not a scintilla of support for his demands. He was utterly isolated. And, further, it was imperative to his comrades that his voice be muted, his message not get to Petrograd workers, or Petrograd or Moscow Bolshevik committees. Not because they would think Lenin wrong: because they might think him right.
Such accounts dispense with the myth that Lenin held dictatorial power over the party. Quite the opposite – he openly debated his ideas with the intent to win comrades and the wider populace over to his position democratically. Thus, Miéville’s portrayal of the relationship between Lenin and the Bolsheviks is not rigid, but one that proceeds in a dialectical evolution.

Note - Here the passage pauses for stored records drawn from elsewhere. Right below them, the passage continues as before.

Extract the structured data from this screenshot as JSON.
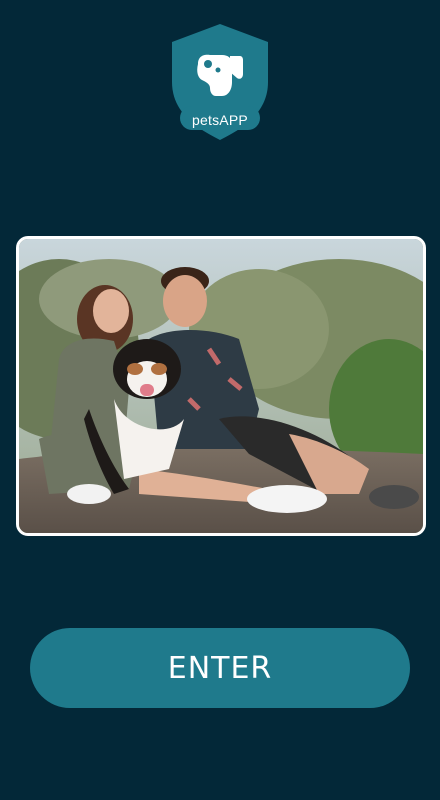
{
  "app": {
    "logo_text": "petsAPP",
    "logo_icon": "dog-shield-icon"
  },
  "hero": {
    "image": "couple-with-dog-photo"
  },
  "actions": {
    "enter_label": "ENTER"
  },
  "colors": {
    "background": "#032838",
    "accent": "#1f7a8c",
    "logo_badge": "#1f7a8c",
    "button_text": "#ffffff"
  }
}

Naturally, the story is set predominantly in the Russian capital of Petrograd, “the crucible of the revolutions.” Being the centre of worker militancy, Petrograd is the city where both insurrections transpire, its streets routinely ablaze with revolutionary fervour. Miéville’s tremendous capacity for forging magical worlds compliments his depiction of Petrograd and its neighbouring districts, to the extent that one can really discern the intensity and severity of the moment.
Although the capital takes centre stage, Miéville doesn’t neglect to demonstrate the wider effects the revolution had across the Russian Empire. For example, encouraged by insurgencies in the capital and elsewhere, members of the progressive Muslim Jadidist movement set up Islamic Councils, with the aim to “dismantle old government structures… and enhance the role of the indigenous Muslim population.” Delegates from the first Pan-Turkestan Muslim Congress subsequently voted in favour of regional autonomy, a reflection of the democratic aspirations stimulated by the February Revolution.

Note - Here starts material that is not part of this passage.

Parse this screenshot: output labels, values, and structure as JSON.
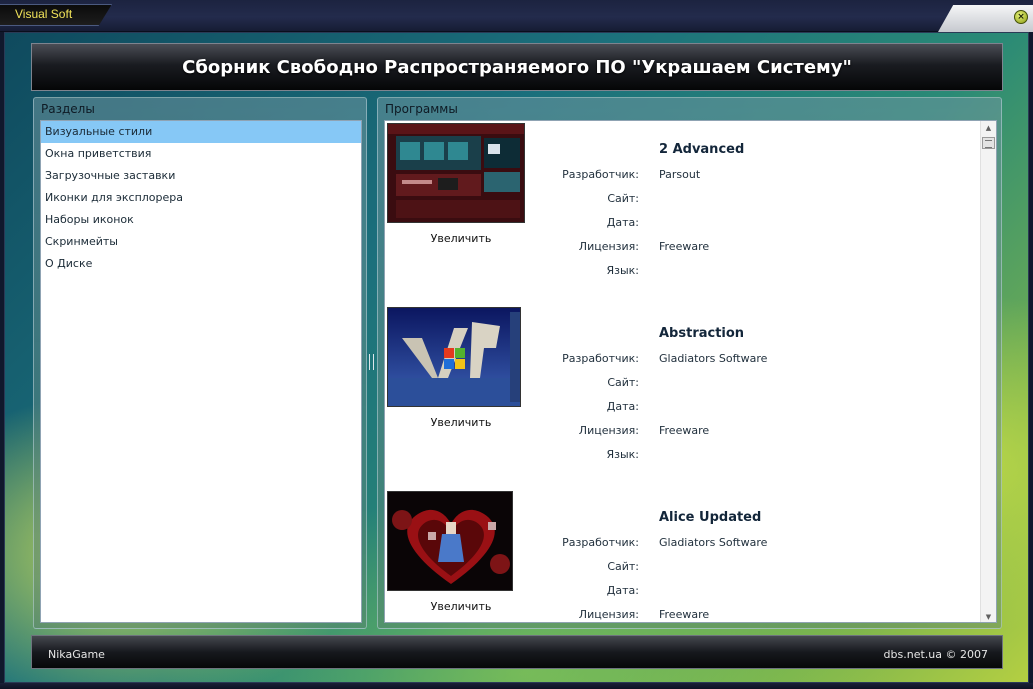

Here, we can see how the influence of revolution impressed upon many who had previously been discriminated against under Tsarism, including Muslim women. In light of the February events, in Tatarstan, the All-Russian Muslim Women’s Congress met to discuss multiple political and religious concerns, as follows:

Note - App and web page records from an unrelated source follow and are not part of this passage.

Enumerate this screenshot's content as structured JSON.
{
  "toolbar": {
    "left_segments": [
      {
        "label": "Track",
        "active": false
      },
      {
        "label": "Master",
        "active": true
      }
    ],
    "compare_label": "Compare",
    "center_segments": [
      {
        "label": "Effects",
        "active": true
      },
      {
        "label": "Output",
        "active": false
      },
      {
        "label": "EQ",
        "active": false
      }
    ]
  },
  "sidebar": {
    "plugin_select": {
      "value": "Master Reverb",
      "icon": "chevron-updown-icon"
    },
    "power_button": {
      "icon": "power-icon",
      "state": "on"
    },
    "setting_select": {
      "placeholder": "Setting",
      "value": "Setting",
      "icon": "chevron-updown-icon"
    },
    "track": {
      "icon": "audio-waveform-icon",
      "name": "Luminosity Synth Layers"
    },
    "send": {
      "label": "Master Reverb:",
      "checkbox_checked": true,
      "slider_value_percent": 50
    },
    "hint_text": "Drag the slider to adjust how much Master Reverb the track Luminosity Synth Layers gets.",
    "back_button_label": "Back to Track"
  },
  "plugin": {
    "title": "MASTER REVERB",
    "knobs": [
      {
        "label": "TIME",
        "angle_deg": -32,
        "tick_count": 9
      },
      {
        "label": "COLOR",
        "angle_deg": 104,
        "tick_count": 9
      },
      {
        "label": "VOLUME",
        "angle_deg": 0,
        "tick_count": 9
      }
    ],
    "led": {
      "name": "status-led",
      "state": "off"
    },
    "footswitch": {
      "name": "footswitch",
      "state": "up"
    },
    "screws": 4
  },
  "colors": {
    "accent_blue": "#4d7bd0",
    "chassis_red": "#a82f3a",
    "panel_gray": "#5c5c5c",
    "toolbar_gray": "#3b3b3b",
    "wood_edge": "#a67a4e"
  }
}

There, fifty-nine women delegates met before an audience 300 strong, overwhelmingly female, to debate issues including the status of sharia law, plural marriage, women’s rights and the hijab… The conference passed ten principles, including women’s right to vote, the equality of the sexes, and the non-compulsory nature of the hijab. The centre of gravity of the discussions was clearly Jadidist, or further left. A symptom of tremulous times.
The scale of political awakening amongst the inhabitants of Russia’s vast territory, unleashed during the months following February, is unveiled throughout the book. However, Miéville makes clear which revolution was profoundly more transformational. As state authority dwindled with the Provisional Government’s failure to take Russia out of the war, including an escalating social crisis and the glaring presence of where real power laid, the October insurrection articulated the popular will of the masses – upending Kerensky and co, and securing the first socialist workers’ state.
Yet, although the revolution provided a brief glimpse at a better world, it quickly disintegrated with the subsequent civil war and the failure of revolution to spread to the industrial countries, resulting in isolation and bureaucratic degeneracy. Miéville rightly acknowledges that those who sympathise with the revolution must also engage with its mistakes and crimes: “To do otherwise is to fall into apologia, special pleading, hagiography – and to run the risk of repeating such mistakes.” Nonetheless, October remains a focal point for those who aspire to a more egalitarian society, one that “can be ours, and that it need not always be followed by night.”